Task item:
Provide an exact repetition of every entry, with no word altered.
** Material for this task follows **
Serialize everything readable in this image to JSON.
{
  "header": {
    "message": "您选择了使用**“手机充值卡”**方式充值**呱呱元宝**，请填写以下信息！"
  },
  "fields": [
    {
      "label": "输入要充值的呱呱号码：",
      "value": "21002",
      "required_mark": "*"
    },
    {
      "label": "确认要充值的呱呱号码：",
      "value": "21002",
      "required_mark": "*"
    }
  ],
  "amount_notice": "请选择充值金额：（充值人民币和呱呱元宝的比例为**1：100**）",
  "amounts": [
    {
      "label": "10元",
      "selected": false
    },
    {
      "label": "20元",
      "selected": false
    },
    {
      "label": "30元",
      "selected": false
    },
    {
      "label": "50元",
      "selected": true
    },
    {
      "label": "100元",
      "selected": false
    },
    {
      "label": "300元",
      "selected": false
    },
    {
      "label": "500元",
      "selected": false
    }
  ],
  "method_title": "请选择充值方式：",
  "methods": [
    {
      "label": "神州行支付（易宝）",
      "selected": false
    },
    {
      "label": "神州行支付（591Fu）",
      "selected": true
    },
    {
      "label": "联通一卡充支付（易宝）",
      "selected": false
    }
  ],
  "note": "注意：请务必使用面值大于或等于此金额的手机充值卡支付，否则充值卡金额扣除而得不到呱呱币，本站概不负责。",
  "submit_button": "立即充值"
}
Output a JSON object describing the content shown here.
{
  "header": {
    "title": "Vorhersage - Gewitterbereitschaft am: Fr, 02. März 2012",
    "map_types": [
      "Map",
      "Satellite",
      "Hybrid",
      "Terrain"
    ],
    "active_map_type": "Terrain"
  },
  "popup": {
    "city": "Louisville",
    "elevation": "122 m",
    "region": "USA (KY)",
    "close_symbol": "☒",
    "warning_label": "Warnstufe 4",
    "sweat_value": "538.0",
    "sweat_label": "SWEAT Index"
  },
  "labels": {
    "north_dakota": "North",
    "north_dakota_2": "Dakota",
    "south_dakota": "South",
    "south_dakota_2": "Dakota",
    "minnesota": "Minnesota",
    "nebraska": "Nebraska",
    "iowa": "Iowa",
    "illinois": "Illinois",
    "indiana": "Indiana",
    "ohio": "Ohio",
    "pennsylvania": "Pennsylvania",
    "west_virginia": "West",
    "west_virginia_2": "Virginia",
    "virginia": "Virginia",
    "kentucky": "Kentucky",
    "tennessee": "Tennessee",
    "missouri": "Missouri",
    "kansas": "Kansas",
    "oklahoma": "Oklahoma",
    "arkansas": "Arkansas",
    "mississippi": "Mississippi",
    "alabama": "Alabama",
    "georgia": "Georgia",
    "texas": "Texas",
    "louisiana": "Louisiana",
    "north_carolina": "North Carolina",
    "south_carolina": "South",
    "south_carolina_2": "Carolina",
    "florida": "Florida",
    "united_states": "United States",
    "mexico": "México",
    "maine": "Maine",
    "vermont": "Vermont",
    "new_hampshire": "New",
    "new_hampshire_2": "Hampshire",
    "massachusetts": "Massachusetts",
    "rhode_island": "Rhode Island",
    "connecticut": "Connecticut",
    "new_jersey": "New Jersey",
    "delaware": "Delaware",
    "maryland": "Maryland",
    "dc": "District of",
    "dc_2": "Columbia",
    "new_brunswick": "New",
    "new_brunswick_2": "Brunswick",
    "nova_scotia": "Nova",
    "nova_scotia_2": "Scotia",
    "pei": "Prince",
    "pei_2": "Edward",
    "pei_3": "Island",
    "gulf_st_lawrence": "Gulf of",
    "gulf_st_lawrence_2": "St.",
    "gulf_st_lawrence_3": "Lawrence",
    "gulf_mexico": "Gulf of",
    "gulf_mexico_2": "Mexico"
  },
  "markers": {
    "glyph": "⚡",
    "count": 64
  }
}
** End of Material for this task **
Task answer:
Serialize everything readable in this image to JSON.
{
  "header": {
    "message": "您选择了使用**“手机充值卡”**方式充值**呱呱元宝**，请填写以下信息！"
  },
  "fields": [
    {
      "label": "输入要充值的呱呱号码：",
      "value": "21002",
      "required_mark": "*"
    },
    {
      "label": "确认要充值的呱呱号码：",
      "value": "21002",
      "required_mark": "*"
    }
  ],
  "amount_notice": "请选择充值金额：（充值人民币和呱呱元宝的比例为**1：100**）",
  "amounts": [
    {
      "label": "10元",
      "selected": false
    },
    {
      "label": "20元",
      "selected": false
    },
    {
      "label": "30元",
      "selected": false
    },
    {
      "label": "50元",
      "selected": true
    },
    {
      "label": "100元",
      "selected": false
    },
    {
      "label": "300元",
      "selected": false
    },
    {
      "label": "500元",
      "selected": false
    }
  ],
  "method_title": "请选择充值方式：",
  "methods": [
    {
      "label": "神州行支付（易宝）",
      "selected": false
    },
    {
      "label": "神州行支付（591Fu）",
      "selected": true
    },
    {
      "label": "联通一卡充支付（易宝）",
      "selected": false
    }
  ],
  "note": "注意：请务必使用面值大于或等于此金额的手机充值卡支付，否则充值卡金额扣除而得不到呱呱币，本站概不负责。",
  "submit_button": "立即充值"
}
Output a JSON object describing the content shown here.
{
  "header": {
    "title": "Vorhersage - Gewitterbereitschaft am: Fr, 02. März 2012",
    "map_types": [
      "Map",
      "Satellite",
      "Hybrid",
      "Terrain"
    ],
    "active_map_type": "Terrain"
  },
  "popup": {
    "city": "Louisville",
    "elevation": "122 m",
    "region": "USA (KY)",
    "close_symbol": "☒",
    "warning_label": "Warnstufe 4",
    "sweat_value": "538.0",
    "sweat_label": "SWEAT Index"
  },
  "labels": {
    "north_dakota": "North",
    "north_dakota_2": "Dakota",
    "south_dakota": "South",
    "south_dakota_2": "Dakota",
    "minnesota": "Minnesota",
    "nebraska": "Nebraska",
    "iowa": "Iowa",
    "illinois": "Illinois",
    "indiana": "Indiana",
    "ohio": "Ohio",
    "pennsylvania": "Pennsylvania",
    "west_virginia": "West",
    "west_virginia_2": "Virginia",
    "virginia": "Virginia",
    "kentucky": "Kentucky",
    "tennessee": "Tennessee",
    "missouri": "Missouri",
    "kansas": "Kansas",
    "oklahoma": "Oklahoma",
    "arkansas": "Arkansas",
    "mississippi": "Mississippi",
    "alabama": "Alabama",
    "georgia": "Georgia",
    "texas": "Texas",
    "louisiana": "Louisiana",
    "north_carolina": "North Carolina",
    "south_carolina": "South",
    "south_carolina_2": "Carolina",
    "florida": "Florida",
    "united_states": "United States",
    "mexico": "México",
    "maine": "Maine",
    "vermont": "Vermont",
    "new_hampshire": "New",
    "new_hampshire_2": "Hampshire",
    "massachusetts": "Massachusetts",
    "rhode_island": "Rhode Island",
    "connecticut": "Connecticut",
    "new_jersey": "New Jersey",
    "delaware": "Delaware",
    "maryland": "Maryland",
    "dc": "District of",
    "dc_2": "Columbia",
    "new_brunswick": "New",
    "new_brunswick_2": "Brunswick",
    "nova_scotia": "Nova",
    "nova_scotia_2": "Scotia",
    "pei": "Prince",
    "pei_2": "Edward",
    "pei_3": "Island",
    "gulf_st_lawrence": "Gulf of",
    "gulf_st_lawrence_2": "St.",
    "gulf_st_lawrence_3": "Lawrence",
    "gulf_mexico": "Gulf of",
    "gulf_mexico_2": "Mexico"
  },
  "markers": {
    "glyph": "⚡",
    "count": 64
  }
}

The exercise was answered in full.